It seems to me that there are two ways of thinking about how monetary policy would react to fiscal stimulus. One approach would be to ask: "What is the optimal Fed response to fiscal stimulus?" And the answer to that question is rather obvious; the Fed should act in such a way as to completely neutralize the impact of fiscal stimulus, i.e. make sure the multiplier is precisely zero. This is because the Fed has some optimal level of expected AD growth in mind, and that level should not change just because fiscal policy changed. So if the Fed is doing its job, which means if it is always targeting expected AD growth at what it sees as the optimal rate, then it will try to completely offset fiscal stimulus and the expected fiscal multiplier will be precisely zero. That's why fiscal stimulus almost disappeared from graduate textbooks in recent years.

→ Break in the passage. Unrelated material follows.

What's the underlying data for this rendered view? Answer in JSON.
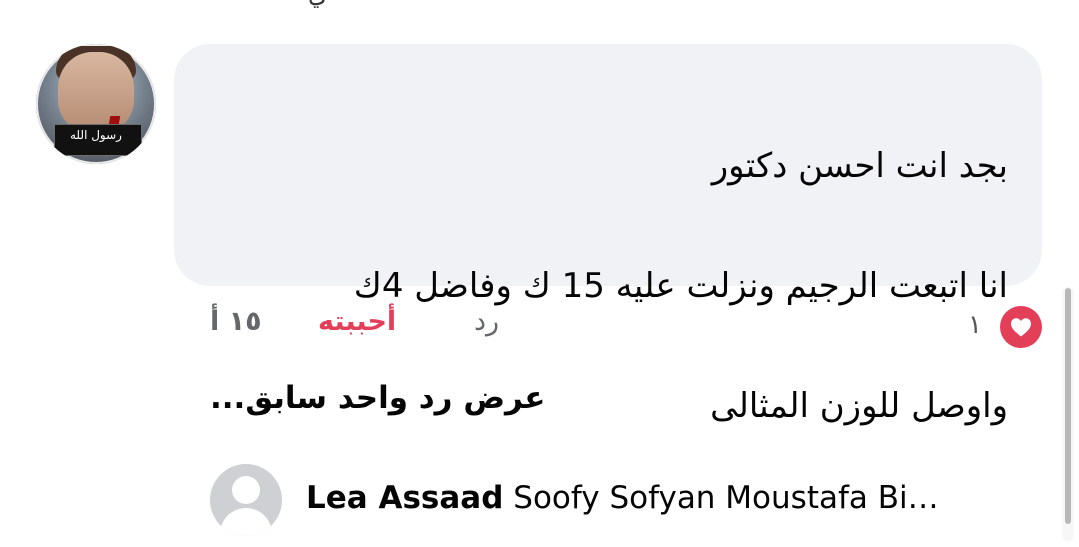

IMO, this is the most important paragraph in Scott Sumner's recent post on the multiplier. I had thought I had known what the Keynesian multiplier was but now I realize that I was considering only one case: the increase in nominal GDP due to an increase in nominal aggregate demand caused by an increase in government spending. But read his post to see how much actual confusion he uncovers in the debate.